Back in Sydney there’s one household of friends within walking distance of my parents’ place. That’s where I stay, and that’s who I see. There are ways I still operate like my sixteen-year-old self, simply messaging those in my proximity on a whim when I come up with an activity for tonight, this afternoon, a half-hour’s time. If it’s a growing concern, I haven’t yet matured to the calendar. Currently my network is walking distance. My partner, two housemates, my cousin and another guy; all of us in Melbourne’s inner north, same as last time.
Lack of contact doesn’t change the way I feel about my friends. Hard to say how it makes them feel about me. Really, there’s quite a lot of faith involved. Faith that they secretly feel the same about me as I secretly feel about them. ‘Have faith in me and I’ll have faith in you. And if you ever need help, don’t hesitate to call.’ That might be the prayer, forever unspoken. Chances are they’ll end up with the hovering thumb, scrolling slowly through the contact list until one preoccupation gives way to another, leaving us unbothered, here to duke it out ourselves.

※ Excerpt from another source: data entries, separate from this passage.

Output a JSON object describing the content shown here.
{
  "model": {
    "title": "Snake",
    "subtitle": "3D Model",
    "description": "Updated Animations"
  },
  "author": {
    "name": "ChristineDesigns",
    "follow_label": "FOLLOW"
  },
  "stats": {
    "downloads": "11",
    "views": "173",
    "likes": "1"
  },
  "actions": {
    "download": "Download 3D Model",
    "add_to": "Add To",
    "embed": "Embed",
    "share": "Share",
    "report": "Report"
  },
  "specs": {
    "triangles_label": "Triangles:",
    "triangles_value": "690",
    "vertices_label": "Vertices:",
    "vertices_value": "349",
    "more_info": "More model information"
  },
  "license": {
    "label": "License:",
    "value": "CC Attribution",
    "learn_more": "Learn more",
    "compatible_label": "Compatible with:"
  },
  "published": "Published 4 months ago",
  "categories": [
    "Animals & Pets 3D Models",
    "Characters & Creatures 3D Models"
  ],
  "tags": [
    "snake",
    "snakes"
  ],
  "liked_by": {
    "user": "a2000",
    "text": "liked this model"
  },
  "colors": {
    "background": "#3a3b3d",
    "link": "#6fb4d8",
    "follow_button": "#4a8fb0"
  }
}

So I’m trying to work out my stake. It’s probable good fortune has made me selfish. For the last five years I’ve been in a loving relationship. I’ve been in close contact with my parents. I’ve had no health issues. No bouts of depression. Some mild anxieties that I seem to manage. Meaningful employment. By almost any measure it’s been smooth sailing. But the ride has required floating over private worries and even outright knowledge of the struggles of old friends. Predictably, they haven’t been calling for help. And yet I’ve felt strife through the grapevine and let my gut just grumble it away, saying leave them by the wayside, don’t allow them to compete with those things I was supposed to get done yesterday, today, tomorrow. Items on the list wait to be crossed off. Days get busy, priorities get made, people get left out.
The circle gets smaller and simpler to manage, but a byproduct of the contraction is the guilt I carry like a sack, shifting it shoulder to shoulder to prevent it wearing me out. Still, it’s heavy some days and the excuses don’t stack up. The priorities appear parochial. Daily chores get you to the end of a day with a neat sense of accomplishment, but to love and be loved requires cultivating friends through a lifetime.
The writing may help. Drafting, waiting, tinkering, taking advice; it’s a process that changes more than how words are laid out. Writing, as a form of thinking, has the potential to amend the self. Sometimes I write to work out what to do. Sometimes it feels easier than picking up the phone. It’s possible that writing is similar to opening up to people one goes to the trouble of consistently getting to know. It’s possible I’ve juggled the two poorly. If it’s the case that writing has simply been more romanticised and encouraged than becoming close with real people, then when I’m done writing, I’ll pick up the phone.